Jack had told him all about it. Jack knew all about such things. The manitoo was a forest creature that lent you wisdom; it could help you prosper. Jack had seen this white buck and said it would be bad luck to shoot it. It was a good birthday gift. Now it was watching Petr Valory. It doesn’t like the rifle. Okay. Be rid of it then.
He ran downslope until he found the biggest cedar tree he had ever seen in his life. Massive survivor of centuries, it was tent-like, with branches that covered the ground. He crawled inside. It cool, dry and fragrant. He set the rifle against the trunk. There. Good. Crawl outside again. He made a stone pyramid to mark the tree. Come back later.
He didn’t know he wouldn’t see that rifle again for twelve years.
He searched upslope, but the white deer was gone. Probably wasn’t a manitoo anyway. Still, you didn’t see a magnum buck like that every day. Just a good luck sign that today was a lucky day: Head for that dry waterfall. See what you see.
He scrambled up until he was atop the smaller crest with its big view. Little Rocky would never make it up here. No worries about that. Again he would be wrong.
To the south lay the big blue expanse of Long Lake. Jack’s cabin looked like a toy house on a peninsula of pines jutting into the lake. To the north lay a gray valley holding two blue-jewel lakes, primitive and wild. A strong, sugary wind breezed up from the valley, a sweet pine wind. It was beautiful. Go there–to the valley of the lakes. He checked his watch: 2:15. Plenty of time before sundown. That was another miscalculation.

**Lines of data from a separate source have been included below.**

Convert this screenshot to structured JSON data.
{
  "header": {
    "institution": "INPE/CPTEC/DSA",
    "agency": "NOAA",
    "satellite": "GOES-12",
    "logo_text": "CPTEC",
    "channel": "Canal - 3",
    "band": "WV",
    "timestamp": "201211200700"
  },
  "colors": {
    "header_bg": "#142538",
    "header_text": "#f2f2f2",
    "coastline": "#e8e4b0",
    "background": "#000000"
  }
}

There it was again. The manitoo deer stood beside the first small lake, lapping up water. It raised its wide antlers at him, as if to say: Well, are you coming? Then it trotted away westward.